THE PROBLEM: Once you have read the records, write them out again exactly.

WORKING DATA:
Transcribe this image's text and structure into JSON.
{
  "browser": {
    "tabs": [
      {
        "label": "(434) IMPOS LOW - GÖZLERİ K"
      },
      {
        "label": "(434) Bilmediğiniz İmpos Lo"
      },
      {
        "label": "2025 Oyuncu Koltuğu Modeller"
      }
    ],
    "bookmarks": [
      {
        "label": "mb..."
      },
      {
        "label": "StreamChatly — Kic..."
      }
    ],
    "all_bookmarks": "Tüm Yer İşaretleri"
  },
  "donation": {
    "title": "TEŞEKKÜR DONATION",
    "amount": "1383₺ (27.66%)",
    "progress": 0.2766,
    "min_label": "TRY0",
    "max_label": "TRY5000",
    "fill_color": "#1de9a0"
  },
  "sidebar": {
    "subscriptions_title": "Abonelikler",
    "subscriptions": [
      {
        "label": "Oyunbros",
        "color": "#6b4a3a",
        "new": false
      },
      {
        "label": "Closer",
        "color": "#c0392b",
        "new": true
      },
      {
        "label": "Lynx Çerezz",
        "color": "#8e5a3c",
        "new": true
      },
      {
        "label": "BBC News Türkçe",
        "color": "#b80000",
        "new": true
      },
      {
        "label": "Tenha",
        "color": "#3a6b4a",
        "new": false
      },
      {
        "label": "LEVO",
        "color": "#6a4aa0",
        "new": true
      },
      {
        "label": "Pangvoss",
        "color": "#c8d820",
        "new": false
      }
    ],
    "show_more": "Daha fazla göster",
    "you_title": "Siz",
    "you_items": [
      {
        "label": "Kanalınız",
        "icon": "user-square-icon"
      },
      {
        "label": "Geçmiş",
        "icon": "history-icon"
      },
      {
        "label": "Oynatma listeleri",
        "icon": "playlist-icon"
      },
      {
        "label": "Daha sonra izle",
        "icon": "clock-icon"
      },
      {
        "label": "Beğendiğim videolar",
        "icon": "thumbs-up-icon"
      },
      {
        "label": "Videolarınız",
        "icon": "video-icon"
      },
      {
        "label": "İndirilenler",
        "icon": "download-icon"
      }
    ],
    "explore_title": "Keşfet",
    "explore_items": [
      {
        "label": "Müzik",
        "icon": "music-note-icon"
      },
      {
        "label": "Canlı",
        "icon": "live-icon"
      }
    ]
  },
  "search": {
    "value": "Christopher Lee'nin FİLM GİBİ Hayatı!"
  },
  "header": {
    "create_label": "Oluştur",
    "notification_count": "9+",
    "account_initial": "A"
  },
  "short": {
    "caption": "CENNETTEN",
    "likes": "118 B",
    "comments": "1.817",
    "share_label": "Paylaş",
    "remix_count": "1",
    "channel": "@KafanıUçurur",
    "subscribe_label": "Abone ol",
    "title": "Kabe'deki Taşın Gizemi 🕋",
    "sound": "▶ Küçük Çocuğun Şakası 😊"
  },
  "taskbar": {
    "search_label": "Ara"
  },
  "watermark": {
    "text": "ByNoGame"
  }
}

ANSWER SECTION:
Transcribe this image's text and structure into JSON.
{
  "browser": {
    "tabs": [
      {
        "label": "(434) IMPOS LOW - GÖZLERİ K"
      },
      {
        "label": "(434) Bilmediğiniz İmpos Lo"
      },
      {
        "label": "2025 Oyuncu Koltuğu Modeller"
      }
    ],
    "bookmarks": [
      {
        "label": "mb..."
      },
      {
        "label": "StreamChatly — Kic..."
      }
    ],
    "all_bookmarks": "Tüm Yer İşaretleri"
  },
  "donation": {
    "title": "TEŞEKKÜR DONATION",
    "amount": "1383₺ (27.66%)",
    "progress": 0.2766,
    "min_label": "TRY0",
    "max_label": "TRY5000",
    "fill_color": "#1de9a0"
  },
  "sidebar": {
    "subscriptions_title": "Abonelikler",
    "subscriptions": [
      {
        "label": "Oyunbros",
        "color": "#6b4a3a",
        "new": false
      },
      {
        "label": "Closer",
        "color": "#c0392b",
        "new": true
      },
      {
        "label": "Lynx Çerezz",
        "color": "#8e5a3c",
        "new": true
      },
      {
        "label": "BBC News Türkçe",
        "color": "#b80000",
        "new": true
      },
      {
        "label": "Tenha",
        "color": "#3a6b4a",
        "new": false
      },
      {
        "label": "LEVO",
        "color": "#6a4aa0",
        "new": true
      },
      {
        "label": "Pangvoss",
        "color": "#c8d820",
        "new": false
      }
    ],
    "show_more": "Daha fazla göster",
    "you_title": "Siz",
    "you_items": [
      {
        "label": "Kanalınız",
        "icon": "user-square-icon"
      },
      {
        "label": "Geçmiş",
        "icon": "history-icon"
      },
      {
        "label": "Oynatma listeleri",
        "icon": "playlist-icon"
      },
      {
        "label": "Daha sonra izle",
        "icon": "clock-icon"
      },
      {
        "label": "Beğendiğim videolar",
        "icon": "thumbs-up-icon"
      },
      {
        "label": "Videolarınız",
        "icon": "video-icon"
      },
      {
        "label": "İndirilenler",
        "icon": "download-icon"
      }
    ],
    "explore_title": "Keşfet",
    "explore_items": [
      {
        "label": "Müzik",
        "icon": "music-note-icon"
      },
      {
        "label": "Canlı",
        "icon": "live-icon"
      }
    ]
  },
  "search": {
    "value": "Christopher Lee'nin FİLM GİBİ Hayatı!"
  },
  "header": {
    "create_label": "Oluştur",
    "notification_count": "9+",
    "account_initial": "A"
  },
  "short": {
    "caption": "CENNETTEN",
    "likes": "118 B",
    "comments": "1.817",
    "share_label": "Paylaş",
    "remix_count": "1",
    "channel": "@KafanıUçurur",
    "subscribe_label": "Abone ol",
    "title": "Kabe'deki Taşın Gizemi 🕋",
    "sound": "▶ Küçük Çocuğun Şakası 😊"
  },
  "taskbar": {
    "search_label": "Ara"
  },
  "watermark": {
    "text": "ByNoGame"
  }
}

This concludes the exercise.